Brain development in children and adolescence
Attention Deficit Hyperactivity Disorder (ADHD) in children
Fetal Alcohol Syndrome
Obsessive Compulsive Disorder (OCD)
Neuroimaging and neurocognitive development
Elizabeth Sowell, PhD, and her team have been dedicated to understanding how the brain changes in structure and function both in typically developing children and adolescent populations, and in populations with neurodevelopmental disorders such as fetal alcohol syndrome and autism spectrum disorders. The ultimate goal of this research is to determine how changes in the brain relate to changes in behavior and cognitive function, and to identify opportunities for educational, behavioral and pharmacologic intervention to alter abnormal patterns of brain development.
- Determine what happens to brain development when the environment changes.
- Discover if it is possible to promote more productive neurological connections.
- Determine the possibility to rewire the brain.

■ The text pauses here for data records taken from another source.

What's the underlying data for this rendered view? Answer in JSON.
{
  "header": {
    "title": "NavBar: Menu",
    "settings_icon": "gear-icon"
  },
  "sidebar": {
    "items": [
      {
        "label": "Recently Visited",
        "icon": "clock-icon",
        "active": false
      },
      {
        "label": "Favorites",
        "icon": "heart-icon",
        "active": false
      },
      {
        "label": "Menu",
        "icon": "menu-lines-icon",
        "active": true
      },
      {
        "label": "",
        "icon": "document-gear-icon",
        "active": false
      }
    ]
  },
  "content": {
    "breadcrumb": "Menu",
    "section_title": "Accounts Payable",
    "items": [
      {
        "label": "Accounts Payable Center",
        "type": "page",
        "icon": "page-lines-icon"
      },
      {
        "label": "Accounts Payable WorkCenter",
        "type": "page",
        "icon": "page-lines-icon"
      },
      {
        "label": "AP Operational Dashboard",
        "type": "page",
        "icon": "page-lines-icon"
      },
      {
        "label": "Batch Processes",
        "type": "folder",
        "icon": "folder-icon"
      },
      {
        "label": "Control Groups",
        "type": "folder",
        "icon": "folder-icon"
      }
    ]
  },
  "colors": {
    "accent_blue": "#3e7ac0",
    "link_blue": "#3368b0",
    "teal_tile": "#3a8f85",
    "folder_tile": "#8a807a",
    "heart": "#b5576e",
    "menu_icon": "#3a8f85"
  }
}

Currently, there is a tremendous focus on the "First 5" federal programs that attempt to address neurodevelopmental and cognitive deficits during the first five years of a child’s life. The common wisdom is that after age 5, the window of opportunity is lost. But it is now known that neural plasticity continues a lot longer than had been previously thought.
We know that the brain changes dynamically during development. Once it stops growing, tremendous changes continue to take place at the cellular level. What drives this growth isn’t just genetics but also context: the environment where the child is living and growing.

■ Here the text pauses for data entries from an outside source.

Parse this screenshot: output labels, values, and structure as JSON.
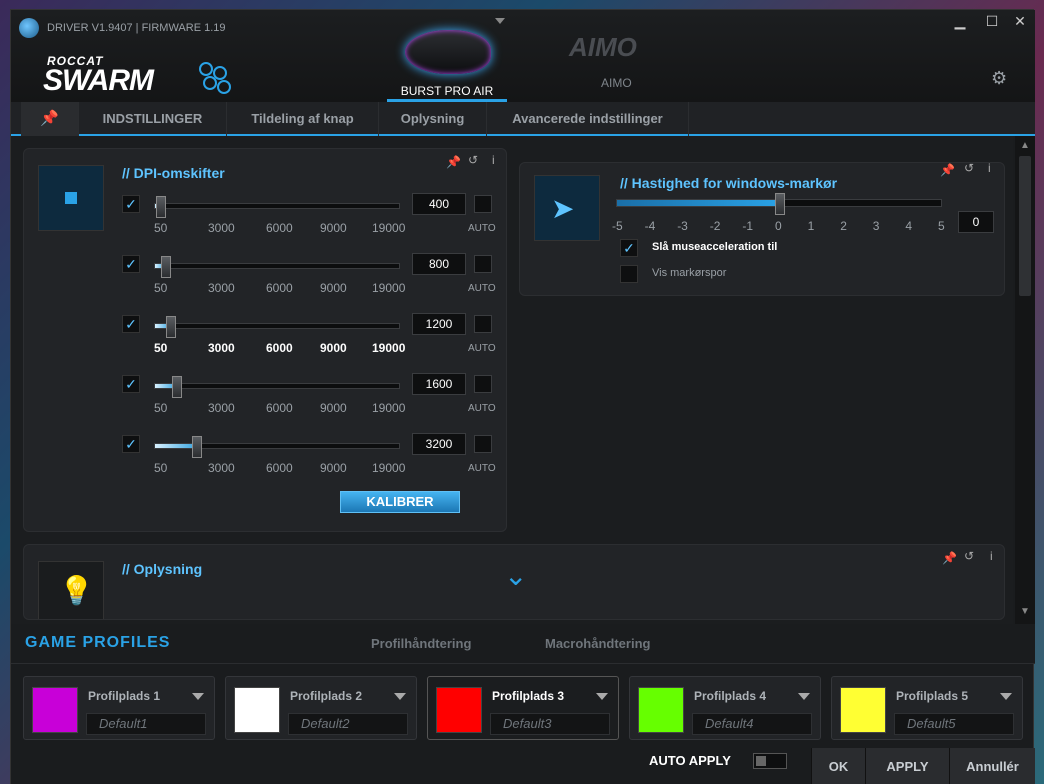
{
  "window": {
    "version": "DRIVER V1.9407 | FIRMWARE 1.19"
  },
  "logo": {
    "roccat": "ROCCAT",
    "swarm": "SWARM"
  },
  "devices": [
    {
      "label": "BURST PRO AIR"
    },
    {
      "logo": "AIMO",
      "label": "AIMO"
    }
  ],
  "nav": {
    "tabs": [
      "INDSTILLINGER",
      "Tildeling af knap",
      "Oplysning",
      "Avancerede indstillinger"
    ]
  },
  "dpi": {
    "title": "// DPI-omskifter",
    "rows": [
      {
        "value": "400",
        "level": 0.02
      },
      {
        "value": "800",
        "level": 0.042
      },
      {
        "value": "1200",
        "level": 0.063
      },
      {
        "value": "1600",
        "level": 0.084
      },
      {
        "value": "3200",
        "level": 0.168
      }
    ],
    "ticks": [
      "50",
      "3000",
      "6000",
      "9000",
      "19000"
    ],
    "auto_label": "AUTO",
    "calibrate": "KALIBRER"
  },
  "pointer": {
    "title": "// Hastighed for windows-markør",
    "ticks": [
      "-5",
      "-4",
      "-3",
      "-2",
      "-1",
      "0",
      "1",
      "2",
      "3",
      "4",
      "5"
    ],
    "value": "0",
    "accel_label": "Slå museacceleration til",
    "trail_label": "Vis markørspor"
  },
  "lighting": {
    "title": "// Oplysning"
  },
  "profiles": {
    "title": "GAME PROFILES",
    "tabs": [
      "Profilhåndtering",
      "Macrohåndtering"
    ],
    "slots": [
      {
        "name": "Profilplads 1",
        "default": "Default1",
        "color": "#c800d8"
      },
      {
        "name": "Profilplads 2",
        "default": "Default2",
        "color": "#ffffff"
      },
      {
        "name": "Profilplads 3",
        "default": "Default3",
        "color": "#ff0000"
      },
      {
        "name": "Profilplads 4",
        "default": "Default4",
        "color": "#66ff00"
      },
      {
        "name": "Profilplads 5",
        "default": "Default5",
        "color": "#ffff33"
      }
    ]
  },
  "footer": {
    "auto_apply": "AUTO APPLY",
    "ok": "OK",
    "apply": "APPLY",
    "cancel": "Annullér"
  }
}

Using conventional magnetic resonance imaging (MRI) to visualize specific areas of the brain that is activated in children with neurological differences.
The National Institute of Health (NIH)
- Adolescent Brain Cognitive Development (ABCD) Study - The National Institutes of Health has launched a landmark study about the developing brain called the Adolescent Brain Cognitive Development (ABCD) study. The ABCD study is a national longitudinal study that will recruit 10,000 youths and follow them over 10 years into early adulthood. The study seeks to address questions related to this critical developmental period including possible links to the risk for mental illness, the impact on physical health, psychological development, learning and memory and other behaviors. To learn more about the ABCD study, visit abcdstudy.org.
The Saban Research Institute